[EXERCISE DATA — start]

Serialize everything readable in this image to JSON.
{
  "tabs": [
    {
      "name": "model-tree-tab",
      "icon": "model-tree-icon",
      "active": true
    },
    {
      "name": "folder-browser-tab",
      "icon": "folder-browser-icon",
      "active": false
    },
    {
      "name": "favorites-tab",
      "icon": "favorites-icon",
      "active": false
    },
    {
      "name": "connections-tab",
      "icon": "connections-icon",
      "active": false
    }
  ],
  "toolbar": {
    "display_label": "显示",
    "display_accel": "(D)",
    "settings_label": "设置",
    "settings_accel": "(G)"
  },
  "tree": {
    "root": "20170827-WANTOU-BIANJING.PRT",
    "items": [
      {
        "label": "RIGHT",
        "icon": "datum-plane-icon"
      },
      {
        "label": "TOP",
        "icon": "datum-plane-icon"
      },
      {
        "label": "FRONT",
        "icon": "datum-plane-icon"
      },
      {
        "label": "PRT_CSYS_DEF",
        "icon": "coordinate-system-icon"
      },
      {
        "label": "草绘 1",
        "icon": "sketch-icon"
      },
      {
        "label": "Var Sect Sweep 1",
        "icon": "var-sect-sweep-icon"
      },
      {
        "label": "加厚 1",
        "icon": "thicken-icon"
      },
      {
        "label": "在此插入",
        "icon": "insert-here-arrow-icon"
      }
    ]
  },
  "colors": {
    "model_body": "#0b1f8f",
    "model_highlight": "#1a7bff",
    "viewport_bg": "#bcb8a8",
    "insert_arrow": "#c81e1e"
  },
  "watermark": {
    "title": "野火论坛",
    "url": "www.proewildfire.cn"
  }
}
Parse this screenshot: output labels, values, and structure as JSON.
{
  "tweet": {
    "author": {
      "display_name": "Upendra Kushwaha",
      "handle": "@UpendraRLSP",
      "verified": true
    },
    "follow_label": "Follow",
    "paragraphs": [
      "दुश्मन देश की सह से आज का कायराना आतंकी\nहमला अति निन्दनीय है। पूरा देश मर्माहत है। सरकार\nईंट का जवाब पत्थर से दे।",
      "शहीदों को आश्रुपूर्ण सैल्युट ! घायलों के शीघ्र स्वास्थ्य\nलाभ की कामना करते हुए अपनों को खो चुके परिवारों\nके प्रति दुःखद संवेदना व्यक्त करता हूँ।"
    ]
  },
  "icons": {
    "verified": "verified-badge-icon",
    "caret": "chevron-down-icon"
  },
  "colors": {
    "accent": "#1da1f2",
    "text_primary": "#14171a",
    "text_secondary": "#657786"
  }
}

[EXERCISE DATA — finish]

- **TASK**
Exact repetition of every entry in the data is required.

- **ANSWER BOX**
Serialize everything readable in this image to JSON.
{
  "tabs": [
    {
      "name": "model-tree-tab",
      "icon": "model-tree-icon",
      "active": true
    },
    {
      "name": "folder-browser-tab",
      "icon": "folder-browser-icon",
      "active": false
    },
    {
      "name": "favorites-tab",
      "icon": "favorites-icon",
      "active": false
    },
    {
      "name": "connections-tab",
      "icon": "connections-icon",
      "active": false
    }
  ],
  "toolbar": {
    "display_label": "显示",
    "display_accel": "(D)",
    "settings_label": "设置",
    "settings_accel": "(G)"
  },
  "tree": {
    "root": "20170827-WANTOU-BIANJING.PRT",
    "items": [
      {
        "label": "RIGHT",
        "icon": "datum-plane-icon"
      },
      {
        "label": "TOP",
        "icon": "datum-plane-icon"
      },
      {
        "label": "FRONT",
        "icon": "datum-plane-icon"
      },
      {
        "label": "PRT_CSYS_DEF",
        "icon": "coordinate-system-icon"
      },
      {
        "label": "草绘 1",
        "icon": "sketch-icon"
      },
      {
        "label": "Var Sect Sweep 1",
        "icon": "var-sect-sweep-icon"
      },
      {
        "label": "加厚 1",
        "icon": "thicken-icon"
      },
      {
        "label": "在此插入",
        "icon": "insert-here-arrow-icon"
      }
    ]
  },
  "colors": {
    "model_body": "#0b1f8f",
    "model_highlight": "#1a7bff",
    "viewport_bg": "#bcb8a8",
    "insert_arrow": "#c81e1e"
  },
  "watermark": {
    "title": "野火论坛",
    "url": "www.proewildfire.cn"
  }
}
Parse this screenshot: output labels, values, and structure as JSON.
{
  "tweet": {
    "author": {
      "display_name": "Upendra Kushwaha",
      "handle": "@UpendraRLSP",
      "verified": true
    },
    "follow_label": "Follow",
    "paragraphs": [
      "दुश्मन देश की सह से आज का कायराना आतंकी\nहमला अति निन्दनीय है। पूरा देश मर्माहत है। सरकार\nईंट का जवाब पत्थर से दे।",
      "शहीदों को आश्रुपूर्ण सैल्युट ! घायलों के शीघ्र स्वास्थ्य\nलाभ की कामना करते हुए अपनों को खो चुके परिवारों\nके प्रति दुःखद संवेदना व्यक्त करता हूँ।"
    ]
  },
  "icons": {
    "verified": "verified-badge-icon",
    "caret": "chevron-down-icon"
  },
  "colors": {
    "accent": "#1da1f2",
    "text_primary": "#14171a",
    "text_secondary": "#657786"
  }
}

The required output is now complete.